- Dataset items -
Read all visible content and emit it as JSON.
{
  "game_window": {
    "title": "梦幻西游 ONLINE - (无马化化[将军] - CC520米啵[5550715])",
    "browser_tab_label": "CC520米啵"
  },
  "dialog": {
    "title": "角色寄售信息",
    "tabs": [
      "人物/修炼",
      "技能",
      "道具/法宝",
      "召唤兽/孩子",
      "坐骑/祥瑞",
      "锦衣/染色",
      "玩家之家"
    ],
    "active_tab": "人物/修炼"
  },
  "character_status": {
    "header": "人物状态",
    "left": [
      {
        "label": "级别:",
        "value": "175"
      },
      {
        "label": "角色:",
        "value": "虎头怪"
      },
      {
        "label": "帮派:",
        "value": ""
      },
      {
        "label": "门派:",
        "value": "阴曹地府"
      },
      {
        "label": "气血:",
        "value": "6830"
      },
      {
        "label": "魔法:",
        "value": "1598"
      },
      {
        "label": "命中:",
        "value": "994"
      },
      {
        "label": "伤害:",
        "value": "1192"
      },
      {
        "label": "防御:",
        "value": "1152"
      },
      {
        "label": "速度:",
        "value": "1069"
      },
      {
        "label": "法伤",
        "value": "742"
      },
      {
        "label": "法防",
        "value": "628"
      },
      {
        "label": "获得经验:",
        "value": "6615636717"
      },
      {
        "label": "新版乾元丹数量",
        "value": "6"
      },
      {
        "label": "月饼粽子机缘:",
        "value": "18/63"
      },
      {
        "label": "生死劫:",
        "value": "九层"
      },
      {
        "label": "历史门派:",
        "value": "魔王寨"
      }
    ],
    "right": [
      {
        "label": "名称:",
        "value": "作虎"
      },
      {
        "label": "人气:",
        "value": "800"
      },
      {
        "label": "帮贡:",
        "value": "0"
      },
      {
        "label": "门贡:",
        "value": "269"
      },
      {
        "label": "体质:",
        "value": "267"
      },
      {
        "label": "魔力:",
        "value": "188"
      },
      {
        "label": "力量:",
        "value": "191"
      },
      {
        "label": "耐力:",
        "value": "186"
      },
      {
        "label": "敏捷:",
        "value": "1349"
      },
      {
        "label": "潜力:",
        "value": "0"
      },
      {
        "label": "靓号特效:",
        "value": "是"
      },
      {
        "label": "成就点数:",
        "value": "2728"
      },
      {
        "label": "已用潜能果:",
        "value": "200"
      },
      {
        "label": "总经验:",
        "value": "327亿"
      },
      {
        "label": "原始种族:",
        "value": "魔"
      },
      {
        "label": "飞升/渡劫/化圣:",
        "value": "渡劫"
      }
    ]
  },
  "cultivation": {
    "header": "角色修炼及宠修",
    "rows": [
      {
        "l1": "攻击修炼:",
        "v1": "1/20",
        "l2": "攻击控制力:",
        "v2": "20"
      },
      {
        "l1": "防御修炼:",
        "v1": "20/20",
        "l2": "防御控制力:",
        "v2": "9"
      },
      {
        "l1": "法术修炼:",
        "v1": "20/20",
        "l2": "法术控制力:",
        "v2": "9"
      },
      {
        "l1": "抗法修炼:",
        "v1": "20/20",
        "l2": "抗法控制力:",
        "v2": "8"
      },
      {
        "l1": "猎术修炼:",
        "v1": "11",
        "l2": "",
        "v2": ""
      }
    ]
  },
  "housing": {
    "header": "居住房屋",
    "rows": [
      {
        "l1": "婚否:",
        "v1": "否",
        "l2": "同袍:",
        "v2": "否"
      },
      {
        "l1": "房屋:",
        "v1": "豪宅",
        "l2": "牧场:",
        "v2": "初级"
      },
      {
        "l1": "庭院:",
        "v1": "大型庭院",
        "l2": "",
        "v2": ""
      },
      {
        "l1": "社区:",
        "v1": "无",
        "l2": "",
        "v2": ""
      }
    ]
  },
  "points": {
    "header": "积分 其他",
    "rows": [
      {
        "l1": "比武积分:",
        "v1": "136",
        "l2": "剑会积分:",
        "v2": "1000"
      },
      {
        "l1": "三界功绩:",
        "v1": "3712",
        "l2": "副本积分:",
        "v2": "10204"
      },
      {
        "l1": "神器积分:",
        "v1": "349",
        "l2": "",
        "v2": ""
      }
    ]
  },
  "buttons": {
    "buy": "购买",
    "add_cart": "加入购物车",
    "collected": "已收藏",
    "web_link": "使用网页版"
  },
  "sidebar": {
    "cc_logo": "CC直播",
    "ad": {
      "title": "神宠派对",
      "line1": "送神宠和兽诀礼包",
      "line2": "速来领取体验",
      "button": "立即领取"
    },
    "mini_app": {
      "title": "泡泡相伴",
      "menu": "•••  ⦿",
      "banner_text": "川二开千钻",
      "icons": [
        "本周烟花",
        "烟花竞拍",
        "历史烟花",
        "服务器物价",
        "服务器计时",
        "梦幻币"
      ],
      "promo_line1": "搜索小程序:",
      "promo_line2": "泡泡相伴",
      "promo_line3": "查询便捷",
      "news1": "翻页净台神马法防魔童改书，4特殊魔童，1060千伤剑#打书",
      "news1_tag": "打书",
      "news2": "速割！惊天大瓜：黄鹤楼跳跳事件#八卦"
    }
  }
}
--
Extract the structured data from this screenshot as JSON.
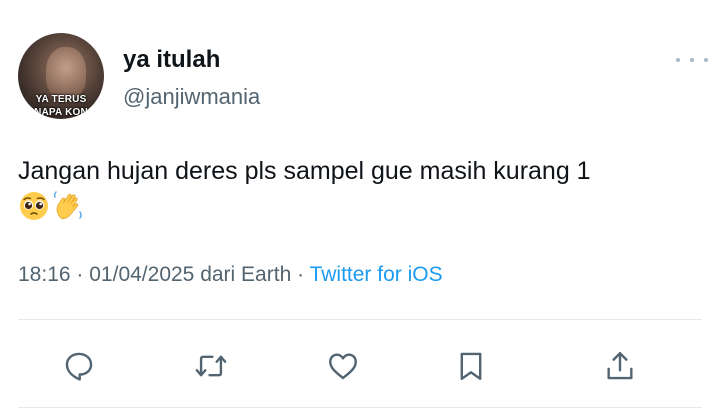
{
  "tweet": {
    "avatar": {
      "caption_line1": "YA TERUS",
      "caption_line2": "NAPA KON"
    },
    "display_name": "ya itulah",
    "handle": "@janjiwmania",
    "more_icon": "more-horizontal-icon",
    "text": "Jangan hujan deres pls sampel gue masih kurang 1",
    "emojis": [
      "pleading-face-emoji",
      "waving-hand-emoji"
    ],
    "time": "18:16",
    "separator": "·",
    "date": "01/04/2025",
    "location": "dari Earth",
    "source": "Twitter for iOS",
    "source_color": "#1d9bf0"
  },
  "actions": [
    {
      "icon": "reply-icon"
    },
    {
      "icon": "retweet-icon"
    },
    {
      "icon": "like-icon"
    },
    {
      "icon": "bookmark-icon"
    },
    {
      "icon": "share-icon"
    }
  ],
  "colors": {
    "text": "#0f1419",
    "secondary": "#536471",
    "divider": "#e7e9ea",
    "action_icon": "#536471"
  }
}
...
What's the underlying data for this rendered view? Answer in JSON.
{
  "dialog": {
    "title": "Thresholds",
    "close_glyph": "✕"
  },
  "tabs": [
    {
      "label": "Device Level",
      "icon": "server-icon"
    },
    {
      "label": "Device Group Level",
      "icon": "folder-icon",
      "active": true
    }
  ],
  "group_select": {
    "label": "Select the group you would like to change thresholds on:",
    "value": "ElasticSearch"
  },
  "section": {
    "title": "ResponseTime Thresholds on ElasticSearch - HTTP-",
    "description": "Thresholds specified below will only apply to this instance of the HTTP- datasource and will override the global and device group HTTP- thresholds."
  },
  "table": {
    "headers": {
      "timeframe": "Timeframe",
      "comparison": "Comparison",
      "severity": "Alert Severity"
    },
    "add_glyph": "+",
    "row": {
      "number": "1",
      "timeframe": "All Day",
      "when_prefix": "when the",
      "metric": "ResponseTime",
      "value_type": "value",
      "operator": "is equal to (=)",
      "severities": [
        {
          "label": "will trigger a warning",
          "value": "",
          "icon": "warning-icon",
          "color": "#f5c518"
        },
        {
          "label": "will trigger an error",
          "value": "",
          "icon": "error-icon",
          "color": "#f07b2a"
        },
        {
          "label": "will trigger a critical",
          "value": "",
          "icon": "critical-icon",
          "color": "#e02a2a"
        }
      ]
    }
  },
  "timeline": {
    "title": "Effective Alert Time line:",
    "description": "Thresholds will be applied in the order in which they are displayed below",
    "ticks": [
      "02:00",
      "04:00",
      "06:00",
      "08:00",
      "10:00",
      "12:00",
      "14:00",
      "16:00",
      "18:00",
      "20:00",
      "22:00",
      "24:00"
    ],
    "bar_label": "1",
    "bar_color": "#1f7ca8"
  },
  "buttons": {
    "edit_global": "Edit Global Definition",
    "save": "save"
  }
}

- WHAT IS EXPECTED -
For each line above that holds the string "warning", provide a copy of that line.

- RESULT OF THIS EXERCISE -
          "label": "will trigger a warning",
          "icon": "warning-icon",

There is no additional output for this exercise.